He settled in New York in 1965, and his work in the 1960s dealing with victims of 'sleepy sickness' at the Beth Abraham Hospital in the Bronx is well known. He treated them with a then-experimental drug, L-dopa, which enabled many to come back to normal life. The experiments became the subject of his book Awakenings (1973), which inspired a Harold Pinter play A Kind of Alaska and the Hollywood movie Awakenings starring Robert De Niro and Robin Williams.
In addition to having a private practice, Sacks is a clinical professor of neurology at the Albert Einstein College of Medicine and an adjunct professor of neurology at the New York University School of Medicine. He is also a consultant neurologist to the Little Sisters of the Poor religious order. He has received many honorary doctorates.

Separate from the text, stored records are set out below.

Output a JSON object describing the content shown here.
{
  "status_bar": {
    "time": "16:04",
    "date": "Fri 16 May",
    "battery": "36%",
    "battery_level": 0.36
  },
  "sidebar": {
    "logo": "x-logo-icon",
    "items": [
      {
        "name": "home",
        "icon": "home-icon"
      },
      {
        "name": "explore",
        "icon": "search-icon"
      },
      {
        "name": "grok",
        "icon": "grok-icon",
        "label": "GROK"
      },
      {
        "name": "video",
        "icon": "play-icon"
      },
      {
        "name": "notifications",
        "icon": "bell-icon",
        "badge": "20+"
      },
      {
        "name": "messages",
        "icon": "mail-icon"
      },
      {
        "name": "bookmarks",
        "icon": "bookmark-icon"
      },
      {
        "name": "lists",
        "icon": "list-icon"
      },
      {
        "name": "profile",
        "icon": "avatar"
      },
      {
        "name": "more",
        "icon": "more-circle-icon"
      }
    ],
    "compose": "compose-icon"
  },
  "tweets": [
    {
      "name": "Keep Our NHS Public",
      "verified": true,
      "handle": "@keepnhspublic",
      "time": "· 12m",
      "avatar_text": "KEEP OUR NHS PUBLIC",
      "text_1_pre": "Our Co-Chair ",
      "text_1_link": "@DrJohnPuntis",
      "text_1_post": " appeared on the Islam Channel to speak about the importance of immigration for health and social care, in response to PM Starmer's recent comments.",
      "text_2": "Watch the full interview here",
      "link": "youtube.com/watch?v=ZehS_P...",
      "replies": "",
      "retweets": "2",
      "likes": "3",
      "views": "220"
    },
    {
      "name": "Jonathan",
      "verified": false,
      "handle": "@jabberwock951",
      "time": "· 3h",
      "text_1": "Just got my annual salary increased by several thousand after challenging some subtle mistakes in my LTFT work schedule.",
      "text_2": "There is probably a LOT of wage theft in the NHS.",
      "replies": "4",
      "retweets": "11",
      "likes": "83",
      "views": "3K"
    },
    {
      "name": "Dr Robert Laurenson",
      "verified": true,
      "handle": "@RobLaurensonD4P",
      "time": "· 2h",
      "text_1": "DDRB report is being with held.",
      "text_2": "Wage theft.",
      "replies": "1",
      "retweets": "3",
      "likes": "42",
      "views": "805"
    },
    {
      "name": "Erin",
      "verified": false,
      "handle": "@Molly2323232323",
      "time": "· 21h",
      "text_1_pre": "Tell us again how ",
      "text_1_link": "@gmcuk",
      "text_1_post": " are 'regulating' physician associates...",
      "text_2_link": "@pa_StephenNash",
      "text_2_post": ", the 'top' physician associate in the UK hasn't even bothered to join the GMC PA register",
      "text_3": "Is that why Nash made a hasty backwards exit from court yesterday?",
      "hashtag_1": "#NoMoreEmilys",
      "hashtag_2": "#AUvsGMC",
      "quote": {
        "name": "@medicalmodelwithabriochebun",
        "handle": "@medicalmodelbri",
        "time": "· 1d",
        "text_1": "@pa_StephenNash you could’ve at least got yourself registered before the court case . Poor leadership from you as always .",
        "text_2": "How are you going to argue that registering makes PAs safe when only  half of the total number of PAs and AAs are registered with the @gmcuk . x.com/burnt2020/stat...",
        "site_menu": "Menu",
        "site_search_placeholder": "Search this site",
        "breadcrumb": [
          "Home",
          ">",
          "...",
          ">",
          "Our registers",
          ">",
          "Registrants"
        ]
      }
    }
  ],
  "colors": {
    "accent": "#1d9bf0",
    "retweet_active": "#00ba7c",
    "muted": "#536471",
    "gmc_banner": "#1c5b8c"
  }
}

Other books include Seeing Voices: A Journey into the World of the Deaf (1990), An Anthropologist on Mars (1995), The Island of the Colorblind (1996), and Uncle Tungsten: Memories of a Chemical Boyhood (2001).